City Hall cracks down after television report on fare-boosting device
Published by Prague Post on May 22, 2002.
Miloslav Novak thinks local cab drivers get a bad rap.
"We can't get customers. They re all afraid," said Novak, basking in the sunshine near his green Ford taxi, parked on Wenceslas Square.
The city's much-maligned taxi drivers have been in City Hall's cross hairs since a March 17 Czech Television (CT) report claimed that up to 80 percent of them use a fare meter-adjusting device to increase fares.
Despite denials from taxi drivers associations, the city responded to the report by pushing Parliament to increase driver fines. It has also hiked the number of inspection rides intended to root out corrupt cabbies.
The most recent Time Out guide, a popular city handbook, labeled Prague's 4,000 taxis as "ubiquitous but unreliable," adding that they were "inexpensive if you find an honest driver."
Such comments have dogged local cabbies since the tourist industry began flourishing more than a decade ago. Established radio taxi services, available through telephone calls and SMS messages have always been considered more reliable than cabs hailed on the street.
"We're all blamed as a group, even though there are good and bad individuals," said Josef, a driver who stood near Novak. "The mayor makes a big thing about it, but it's just an election ploy. We're an easy target for politicians."
But the CT report was damning. It accused drivers of using a "turbo," a matchbox-size device placed on the cables that link a car s odometer to the meter. When turned on, the device speeds up the meter.
In the first week of May, inspectors went on 12 inspection rides, compared to 33 in all of last year. Four drivers overcharged inspectors, with a fifth refusing to charge at all when he realized the identity of his riders.
According to the daily Mlada Fronta Dnes, city hall has hired 10 students to pose as English-speaking tourists in an effort to nail dishonest cabbies. One has already been caught and fined 10,000 Kc ($303), the newspaper reported He also faces the loss of his taxi license.
But some drivers openly admit that they overcharge and offer explanations. "Most of my passengers are tourists," Josef said, and it's necessary for me to charge them more to earn some money."
He said he might bill a foreigner riding to the airport 50 Kc ($1.50) per kilometer instead of the legally allowed 30 Kc.The 30 Kc limit is unfair to Prague residents, said Josef, who offered personal criteria on how customers should be charged.
"If a friend of mine, someone from Prague, calls me up," Josef said, I should be able to charge him 20 crowns a kilometer." Tourists, he added, did not deserve such a discount.
Despite such logic, the cabbies interviewed for this report rejected the idea that they might have fare-hiking machinery in their cars. "I've never even heard of the device," said Ivan Filo, who s been tooling around the city in his blue Fiat for 15 years. "People are just scared [into believing such allegations] by the media."
The turbo can be used in two ways, said Jiri Kvasnicka of the Prague Association of Taxi Drivers: by adding kilometers to the trip or lowering the total kilometer tally, cutting the amount a driver owes his company.
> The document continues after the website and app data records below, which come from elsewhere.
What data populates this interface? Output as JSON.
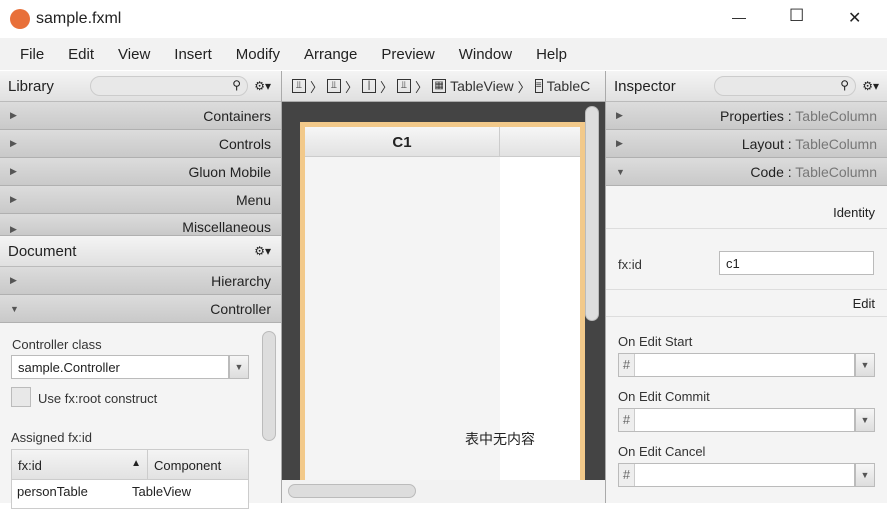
{
  "window": {
    "title": "sample.fxml",
    "minimize": "—",
    "maximize": "☐",
    "close": "✕"
  },
  "menu": [
    "File",
    "Edit",
    "View",
    "Insert",
    "Modify",
    "Arrange",
    "Preview",
    "Window",
    "Help"
  ],
  "library": {
    "title": "Library",
    "sections": [
      "Containers",
      "Controls",
      "Gluon Mobile",
      "Menu",
      "Miscellaneous"
    ]
  },
  "document": {
    "title": "Document",
    "sections": [
      "Hierarchy",
      "Controller"
    ],
    "controller_class_label": "Controller class",
    "controller_class_value": "sample.Controller",
    "use_fx_root": "Use fx:root construct",
    "assigned_label": "Assigned fx:id",
    "table_headers": [
      "fx:id",
      "Component"
    ],
    "rows": [
      [
        "personTable",
        "TableView"
      ]
    ]
  },
  "breadcrumb": {
    "items": [
      "TableView",
      "TableC"
    ]
  },
  "canvas": {
    "column_header": "C1",
    "empty_text": "表中无内容"
  },
  "inspector": {
    "title": "Inspector",
    "sections": [
      {
        "name": "Properties",
        "target": "TableColumn"
      },
      {
        "name": "Layout",
        "target": "TableColumn"
      },
      {
        "name": "Code",
        "target": "TableColumn"
      }
    ],
    "identity": "Identity",
    "fxid_label": "fx:id",
    "fxid_value": "c1",
    "edit": "Edit",
    "handlers": [
      "On Edit Start",
      "On Edit Commit",
      "On Edit Cancel"
    ],
    "hash": "#"
  }
}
He added that he was "99 percent" sure most drivers in the association did not use illegal devices.
Eva Miklikova, spokeswoman for the Prague police department, said that installing the device was easy but that city police had never actually caught a driver using one.Since the device is hard to find, drivers say inspectors are not the answer.
Instead, most drivers would like to determine rates for each trip ahead of time, effectively ending any reliance on meters or by-the-kilometer charges. "There should be no bills, no meters," Filo said. "I would tell the tourist that a trip would cost a certain amount, and they would just pay that."
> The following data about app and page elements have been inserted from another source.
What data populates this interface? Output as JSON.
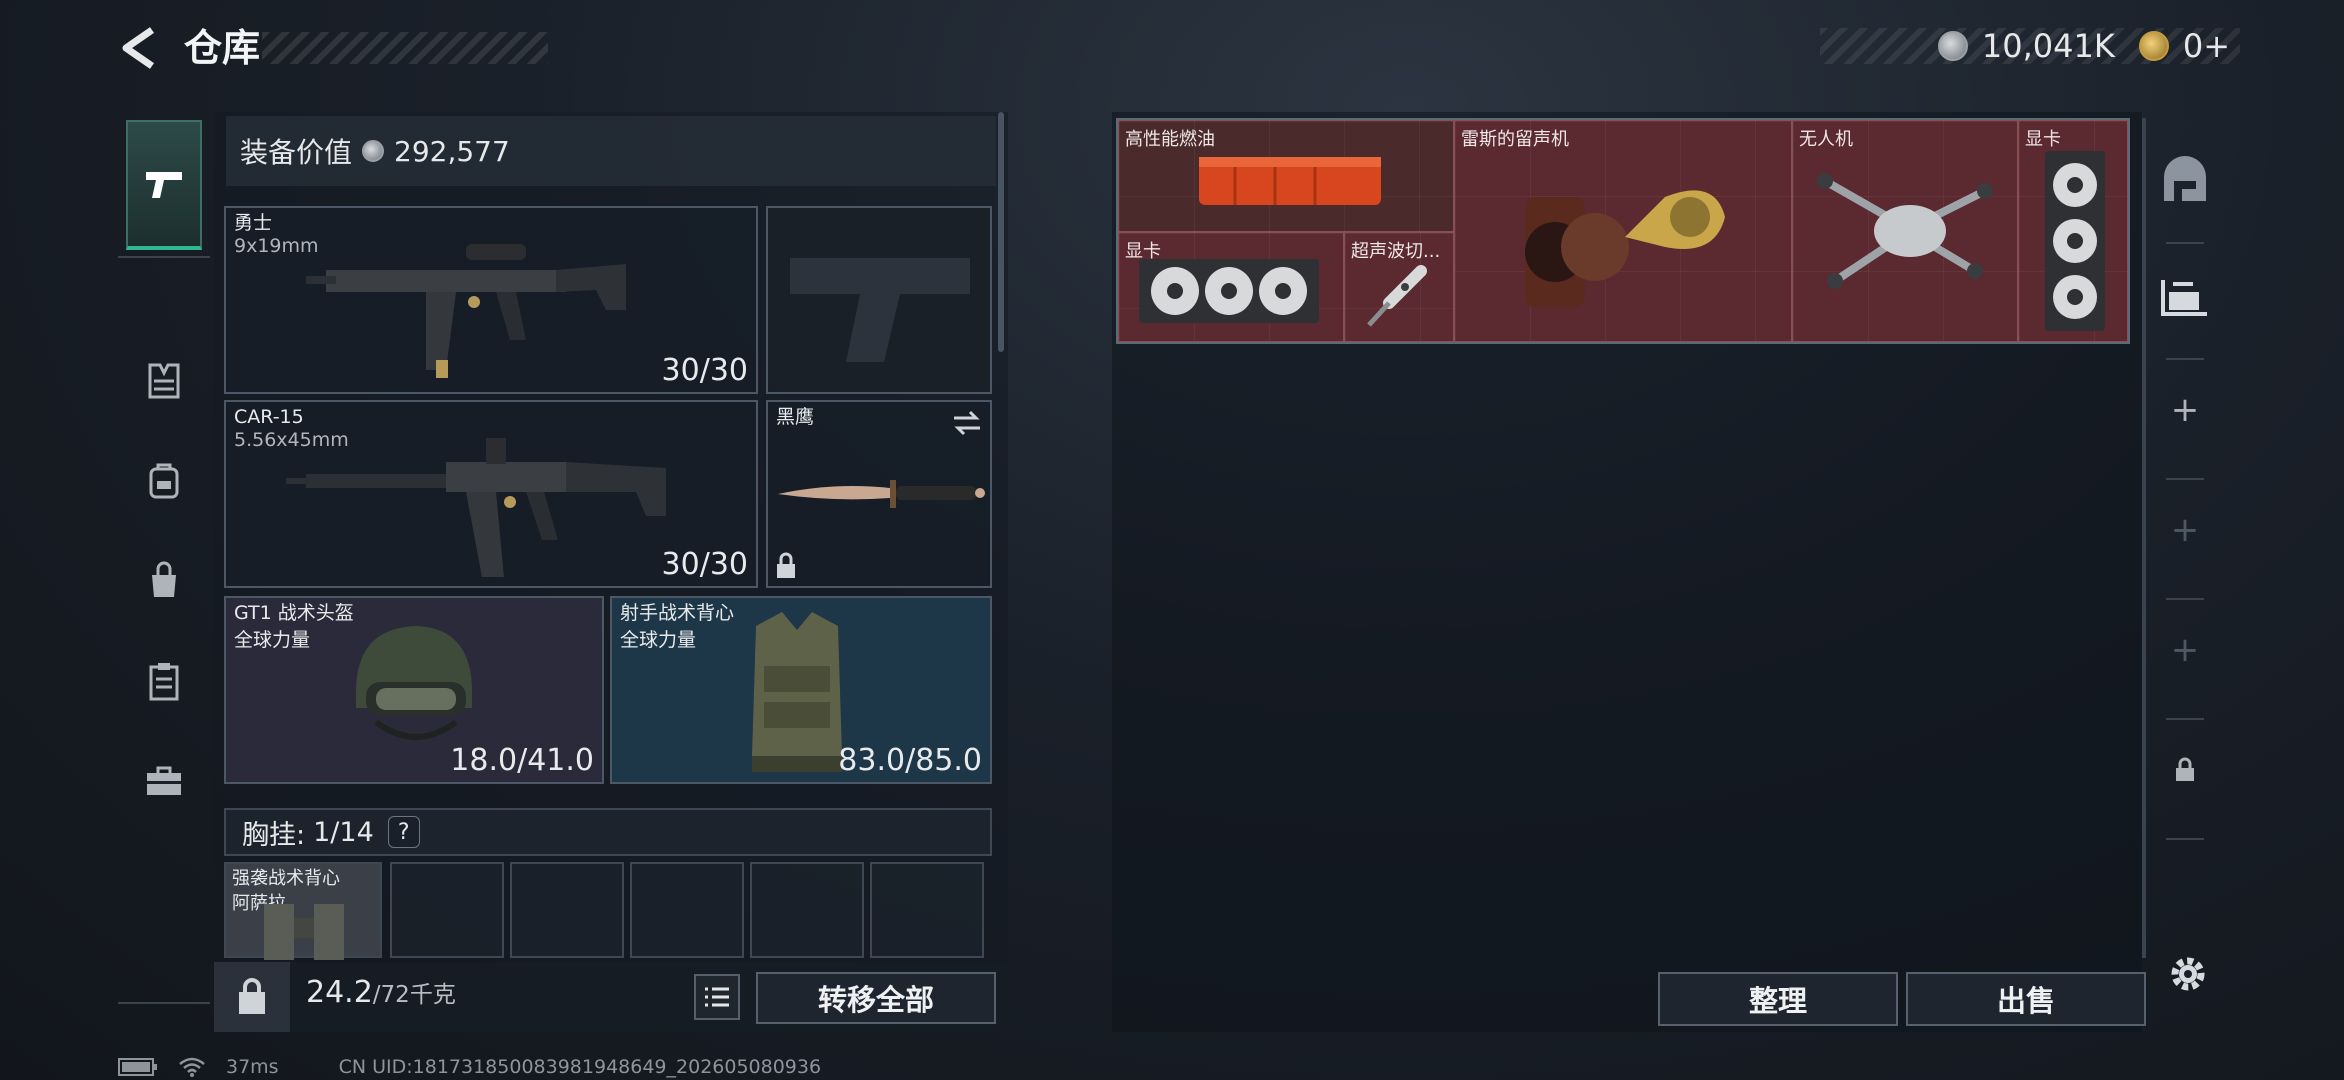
{
  "header": {
    "title": "仓库",
    "currency_silver": "10,041K",
    "currency_gold": "0+"
  },
  "left_tabs": [
    {
      "icon": "pistol-icon"
    },
    {
      "icon": "vest-icon"
    },
    {
      "icon": "backpack-icon"
    },
    {
      "icon": "bag-icon"
    },
    {
      "icon": "clipboard-icon"
    },
    {
      "icon": "briefcase-icon"
    }
  ],
  "equipment": {
    "value_label": "装备价值",
    "value": "292,577",
    "primary": {
      "name": "勇士",
      "caliber": "9x19mm",
      "ammo": "30/30"
    },
    "secondary": {
      "name": "CAR-15",
      "caliber": "5.56x45mm",
      "ammo": "30/30"
    },
    "melee": {
      "name": "黑鹰"
    },
    "helmet": {
      "name": "GT1 战术头盔",
      "faction": "全球力量",
      "durability": "18.0/41.0"
    },
    "armor": {
      "name": "射手战术背心",
      "faction": "全球力量",
      "durability": "83.0/85.0"
    },
    "chest_rig": {
      "label": "胸挂:",
      "capacity": "1/14",
      "help": "?"
    },
    "chest_item": {
      "name": "强袭战术背心",
      "faction": "阿萨拉"
    },
    "weight": "24.2",
    "weight_max": "/72千克",
    "transfer_all_label": "转移全部"
  },
  "stash": {
    "items": [
      {
        "name": "高性能燃油"
      },
      {
        "name": "雷斯的留声机"
      },
      {
        "name": "无人机"
      },
      {
        "name": "显卡"
      },
      {
        "name": "显卡"
      },
      {
        "name": "超声波切..."
      }
    ],
    "sort_label": "整理",
    "sell_label": "出售"
  },
  "status_bar": {
    "ping": "37ms",
    "uid": "CN UID:18173185008398194864​9_202605080936"
  },
  "colors": {
    "accent": "#2fb890",
    "stash_item_bg": "#5a2a30"
  }
}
Filo labeled recent legislation calling for a 1 million Kc fine for chronic cheaters as unrealistic. "Nobody can afford to pay a million crowns," Filo said. "We don't earn that much money. I might earn that much money in my whole life."
Miloslava Fleglova, spokesperson for the Trade Inspection office, agreed. "I'm not sure whether increased fines deter crooks," she said. "Revoking licenses and bans ... would be more effective."
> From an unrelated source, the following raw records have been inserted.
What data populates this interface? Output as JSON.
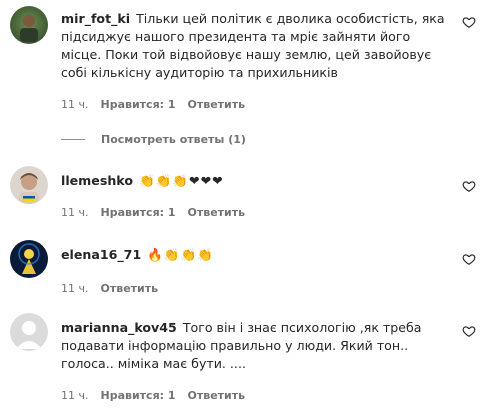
{
  "comments": [
    {
      "user": "mir_fot_ki",
      "text": "Тільки цей політик є дволика особистість, яка підсиджує нашого президента та мріє зайняти його місце. Поки той відвойовує нашу землю, цей завойовує собі кількісну аудиторію та прихильників",
      "time": "11 ч.",
      "likes": "Нравится: 1",
      "reply": "Ответить"
    },
    {
      "user": "llemeshko",
      "emoji": "👏👏👏❤❤❤",
      "time": "11 ч.",
      "likes": "Нравится: 1",
      "reply": "Ответить"
    },
    {
      "user": "elena16_71",
      "emoji": "🔥👏👏👏",
      "time": "11 ч.",
      "reply": "Ответить"
    },
    {
      "user": "marianna_kov45",
      "text": "Того він і знає психологію ,як треба подавати інформацію правильно у люди. Який тон.. голоса.. міміка має бути. ....",
      "time": "11 ч.",
      "likes": "Нравится: 1",
      "reply": "Ответить"
    }
  ],
  "view_replies": "Посмотреть ответы (1)",
  "colors": {
    "text": "#262626",
    "meta": "#737373"
  },
  "icons": [
    "heart-outline-icon"
  ]
}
A block from where the cab drivers were parked, Bozena Michalkova, who works at the Tourism Services office, a ticket-selling outlet, offered simpler advice: "I just tell people not to use them at all."
Michalkova recalls being told a ride would cost 200 Kc but being asked to pay 400 Kc at the destination. "If people do have to take a cab, I tell them to ask first how much it will be and not pay more than that," she said, "but I think it s better to ... use public transportation."
- Jiri Marecek and Katerina Svobodova contributed to this report.